**Assignment:**
All of the data is to be set down again without any alteration.

**Records supplied:**
⟨

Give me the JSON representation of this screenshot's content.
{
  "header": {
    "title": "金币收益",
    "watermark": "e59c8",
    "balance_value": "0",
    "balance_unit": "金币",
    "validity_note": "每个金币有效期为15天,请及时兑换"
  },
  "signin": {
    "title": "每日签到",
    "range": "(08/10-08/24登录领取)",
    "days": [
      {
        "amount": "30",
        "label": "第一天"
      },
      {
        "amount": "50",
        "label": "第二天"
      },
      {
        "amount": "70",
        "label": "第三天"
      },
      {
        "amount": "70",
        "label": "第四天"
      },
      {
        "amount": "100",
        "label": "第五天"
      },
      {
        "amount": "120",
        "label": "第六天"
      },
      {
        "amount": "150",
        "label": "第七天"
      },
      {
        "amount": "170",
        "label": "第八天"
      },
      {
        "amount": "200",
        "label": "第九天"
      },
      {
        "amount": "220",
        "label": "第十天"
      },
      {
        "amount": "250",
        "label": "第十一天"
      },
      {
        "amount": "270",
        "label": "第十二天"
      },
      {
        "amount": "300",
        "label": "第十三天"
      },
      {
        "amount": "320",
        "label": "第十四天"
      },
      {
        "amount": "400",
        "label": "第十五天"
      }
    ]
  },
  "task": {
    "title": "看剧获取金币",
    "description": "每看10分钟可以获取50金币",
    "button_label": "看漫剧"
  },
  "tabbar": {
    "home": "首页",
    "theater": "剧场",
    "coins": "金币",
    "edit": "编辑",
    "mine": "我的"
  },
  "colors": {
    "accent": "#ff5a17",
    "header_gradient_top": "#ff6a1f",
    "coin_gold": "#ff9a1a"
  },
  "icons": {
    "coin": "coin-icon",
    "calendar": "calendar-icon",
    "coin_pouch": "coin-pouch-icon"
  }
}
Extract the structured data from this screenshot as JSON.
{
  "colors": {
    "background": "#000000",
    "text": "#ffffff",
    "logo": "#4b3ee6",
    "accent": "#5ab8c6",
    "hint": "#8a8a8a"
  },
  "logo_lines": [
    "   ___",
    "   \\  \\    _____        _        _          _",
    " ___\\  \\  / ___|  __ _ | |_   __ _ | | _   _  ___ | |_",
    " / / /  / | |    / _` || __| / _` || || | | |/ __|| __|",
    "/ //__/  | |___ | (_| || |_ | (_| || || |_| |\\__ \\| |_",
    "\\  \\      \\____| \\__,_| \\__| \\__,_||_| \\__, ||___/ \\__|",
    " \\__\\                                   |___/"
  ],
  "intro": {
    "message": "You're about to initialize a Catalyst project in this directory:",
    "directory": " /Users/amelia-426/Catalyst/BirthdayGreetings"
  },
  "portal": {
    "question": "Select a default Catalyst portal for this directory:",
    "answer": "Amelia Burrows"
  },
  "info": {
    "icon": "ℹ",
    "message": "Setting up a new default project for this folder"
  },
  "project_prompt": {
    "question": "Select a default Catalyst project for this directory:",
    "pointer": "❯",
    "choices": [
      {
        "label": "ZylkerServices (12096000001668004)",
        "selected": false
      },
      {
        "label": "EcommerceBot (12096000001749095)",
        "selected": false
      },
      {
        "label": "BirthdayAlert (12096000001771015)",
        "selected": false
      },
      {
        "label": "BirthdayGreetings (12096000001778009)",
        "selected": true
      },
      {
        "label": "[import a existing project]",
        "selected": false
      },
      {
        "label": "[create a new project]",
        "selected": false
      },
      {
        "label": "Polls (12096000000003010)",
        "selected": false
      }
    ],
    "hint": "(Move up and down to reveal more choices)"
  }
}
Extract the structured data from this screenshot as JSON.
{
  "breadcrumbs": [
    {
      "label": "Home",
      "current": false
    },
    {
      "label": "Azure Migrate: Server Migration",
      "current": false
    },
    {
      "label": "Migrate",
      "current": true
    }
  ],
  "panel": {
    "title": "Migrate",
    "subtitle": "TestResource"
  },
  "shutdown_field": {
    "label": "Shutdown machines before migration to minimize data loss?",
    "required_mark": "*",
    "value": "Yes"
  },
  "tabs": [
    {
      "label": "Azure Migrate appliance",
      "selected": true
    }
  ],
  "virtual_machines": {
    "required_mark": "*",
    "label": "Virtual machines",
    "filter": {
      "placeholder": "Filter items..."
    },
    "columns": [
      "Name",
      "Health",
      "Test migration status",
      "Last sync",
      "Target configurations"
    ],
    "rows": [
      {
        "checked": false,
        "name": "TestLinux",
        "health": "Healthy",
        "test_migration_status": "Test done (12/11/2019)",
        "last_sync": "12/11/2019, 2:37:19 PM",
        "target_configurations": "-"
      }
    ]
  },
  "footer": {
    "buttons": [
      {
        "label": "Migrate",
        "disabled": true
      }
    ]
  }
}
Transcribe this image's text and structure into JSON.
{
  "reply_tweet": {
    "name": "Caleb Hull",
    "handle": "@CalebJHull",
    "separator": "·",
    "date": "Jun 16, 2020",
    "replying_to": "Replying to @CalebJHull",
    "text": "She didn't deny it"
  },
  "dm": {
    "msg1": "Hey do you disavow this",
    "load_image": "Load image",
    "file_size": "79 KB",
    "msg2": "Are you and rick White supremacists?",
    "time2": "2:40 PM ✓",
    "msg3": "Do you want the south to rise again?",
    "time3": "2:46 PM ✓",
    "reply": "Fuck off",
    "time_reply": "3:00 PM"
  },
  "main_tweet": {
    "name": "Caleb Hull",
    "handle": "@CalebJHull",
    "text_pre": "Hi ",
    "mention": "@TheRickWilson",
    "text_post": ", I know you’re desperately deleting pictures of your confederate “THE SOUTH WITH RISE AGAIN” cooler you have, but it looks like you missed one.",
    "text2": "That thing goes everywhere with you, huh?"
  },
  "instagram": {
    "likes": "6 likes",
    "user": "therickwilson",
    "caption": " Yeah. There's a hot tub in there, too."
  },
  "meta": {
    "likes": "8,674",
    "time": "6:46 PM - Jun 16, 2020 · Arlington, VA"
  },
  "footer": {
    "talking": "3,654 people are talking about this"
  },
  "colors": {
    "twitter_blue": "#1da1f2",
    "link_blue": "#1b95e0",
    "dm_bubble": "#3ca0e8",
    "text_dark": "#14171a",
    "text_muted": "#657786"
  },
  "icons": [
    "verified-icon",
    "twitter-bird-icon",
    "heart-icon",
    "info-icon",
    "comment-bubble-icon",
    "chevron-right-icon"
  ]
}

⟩

**Written solution:**
Give me the JSON representation of this screenshot's content.
{
  "header": {
    "title": "金币收益",
    "watermark": "e59c8",
    "balance_value": "0",
    "balance_unit": "金币",
    "validity_note": "每个金币有效期为15天,请及时兑换"
  },
  "signin": {
    "title": "每日签到",
    "range": "(08/10-08/24登录领取)",
    "days": [
      {
        "amount": "30",
        "label": "第一天"
      },
      {
        "amount": "50",
        "label": "第二天"
      },
      {
        "amount": "70",
        "label": "第三天"
      },
      {
        "amount": "70",
        "label": "第四天"
      },
      {
        "amount": "100",
        "label": "第五天"
      },
      {
        "amount": "120",
        "label": "第六天"
      },
      {
        "amount": "150",
        "label": "第七天"
      },
      {
        "amount": "170",
        "label": "第八天"
      },
      {
        "amount": "200",
        "label": "第九天"
      },
      {
        "amount": "220",
        "label": "第十天"
      },
      {
        "amount": "250",
        "label": "第十一天"
      },
      {
        "amount": "270",
        "label": "第十二天"
      },
      {
        "amount": "300",
        "label": "第十三天"
      },
      {
        "amount": "320",
        "label": "第十四天"
      },
      {
        "amount": "400",
        "label": "第十五天"
      }
    ]
  },
  "task": {
    "title": "看剧获取金币",
    "description": "每看10分钟可以获取50金币",
    "button_label": "看漫剧"
  },
  "tabbar": {
    "home": "首页",
    "theater": "剧场",
    "coins": "金币",
    "edit": "编辑",
    "mine": "我的"
  },
  "colors": {
    "accent": "#ff5a17",
    "header_gradient_top": "#ff6a1f",
    "coin_gold": "#ff9a1a"
  },
  "icons": {
    "coin": "coin-icon",
    "calendar": "calendar-icon",
    "coin_pouch": "coin-pouch-icon"
  }
}
Extract the structured data from this screenshot as JSON.
{
  "colors": {
    "background": "#000000",
    "text": "#ffffff",
    "logo": "#4b3ee6",
    "accent": "#5ab8c6",
    "hint": "#8a8a8a"
  },
  "logo_lines": [
    "   ___",
    "   \\  \\    _____        _        _          _",
    " ___\\  \\  / ___|  __ _ | |_   __ _ | | _   _  ___ | |_",
    " / / /  / | |    / _` || __| / _` || || | | |/ __|| __|",
    "/ //__/  | |___ | (_| || |_ | (_| || || |_| |\\__ \\| |_",
    "\\  \\      \\____| \\__,_| \\__| \\__,_||_| \\__, ||___/ \\__|",
    " \\__\\                                   |___/"
  ],
  "intro": {
    "message": "You're about to initialize a Catalyst project in this directory:",
    "directory": " /Users/amelia-426/Catalyst/BirthdayGreetings"
  },
  "portal": {
    "question": "Select a default Catalyst portal for this directory:",
    "answer": "Amelia Burrows"
  },
  "info": {
    "icon": "ℹ",
    "message": "Setting up a new default project for this folder"
  },
  "project_prompt": {
    "question": "Select a default Catalyst project for this directory:",
    "pointer": "❯",
    "choices": [
      {
        "label": "ZylkerServices (12096000001668004)",
        "selected": false
      },
      {
        "label": "EcommerceBot (12096000001749095)",
        "selected": false
      },
      {
        "label": "BirthdayAlert (12096000001771015)",
        "selected": false
      },
      {
        "label": "BirthdayGreetings (12096000001778009)",
        "selected": true
      },
      {
        "label": "[import a existing project]",
        "selected": false
      },
      {
        "label": "[create a new project]",
        "selected": false
      },
      {
        "label": "Polls (12096000000003010)",
        "selected": false
      }
    ],
    "hint": "(Move up and down to reveal more choices)"
  }
}
Extract the structured data from this screenshot as JSON.
{
  "breadcrumbs": [
    {
      "label": "Home",
      "current": false
    },
    {
      "label": "Azure Migrate: Server Migration",
      "current": false
    },
    {
      "label": "Migrate",
      "current": true
    }
  ],
  "panel": {
    "title": "Migrate",
    "subtitle": "TestResource"
  },
  "shutdown_field": {
    "label": "Shutdown machines before migration to minimize data loss?",
    "required_mark": "*",
    "value": "Yes"
  },
  "tabs": [
    {
      "label": "Azure Migrate appliance",
      "selected": true
    }
  ],
  "virtual_machines": {
    "required_mark": "*",
    "label": "Virtual machines",
    "filter": {
      "placeholder": "Filter items..."
    },
    "columns": [
      "Name",
      "Health",
      "Test migration status",
      "Last sync",
      "Target configurations"
    ],
    "rows": [
      {
        "checked": false,
        "name": "TestLinux",
        "health": "Healthy",
        "test_migration_status": "Test done (12/11/2019)",
        "last_sync": "12/11/2019, 2:37:19 PM",
        "target_configurations": "-"
      }
    ]
  },
  "footer": {
    "buttons": [
      {
        "label": "Migrate",
        "disabled": true
      }
    ]
  }
}
Transcribe this image's text and structure into JSON.
{
  "reply_tweet": {
    "name": "Caleb Hull",
    "handle": "@CalebJHull",
    "separator": "·",
    "date": "Jun 16, 2020",
    "replying_to": "Replying to @CalebJHull",
    "text": "She didn't deny it"
  },
  "dm": {
    "msg1": "Hey do you disavow this",
    "load_image": "Load image",
    "file_size": "79 KB",
    "msg2": "Are you and rick White supremacists?",
    "time2": "2:40 PM ✓",
    "msg3": "Do you want the south to rise again?",
    "time3": "2:46 PM ✓",
    "reply": "Fuck off",
    "time_reply": "3:00 PM"
  },
  "main_tweet": {
    "name": "Caleb Hull",
    "handle": "@CalebJHull",
    "text_pre": "Hi ",
    "mention": "@TheRickWilson",
    "text_post": ", I know you’re desperately deleting pictures of your confederate “THE SOUTH WITH RISE AGAIN” cooler you have, but it looks like you missed one.",
    "text2": "That thing goes everywhere with you, huh?"
  },
  "instagram": {
    "likes": "6 likes",
    "user": "therickwilson",
    "caption": " Yeah. There's a hot tub in there, too."
  },
  "meta": {
    "likes": "8,674",
    "time": "6:46 PM - Jun 16, 2020 · Arlington, VA"
  },
  "footer": {
    "talking": "3,654 people are talking about this"
  },
  "colors": {
    "twitter_blue": "#1da1f2",
    "link_blue": "#1b95e0",
    "dm_bubble": "#3ca0e8",
    "text_dark": "#14171a",
    "text_muted": "#657786"
  },
  "icons": [
    "verified-icon",
    "twitter-bird-icon",
    "heart-icon",
    "info-icon",
    "comment-bubble-icon",
    "chevron-right-icon"
  ]
}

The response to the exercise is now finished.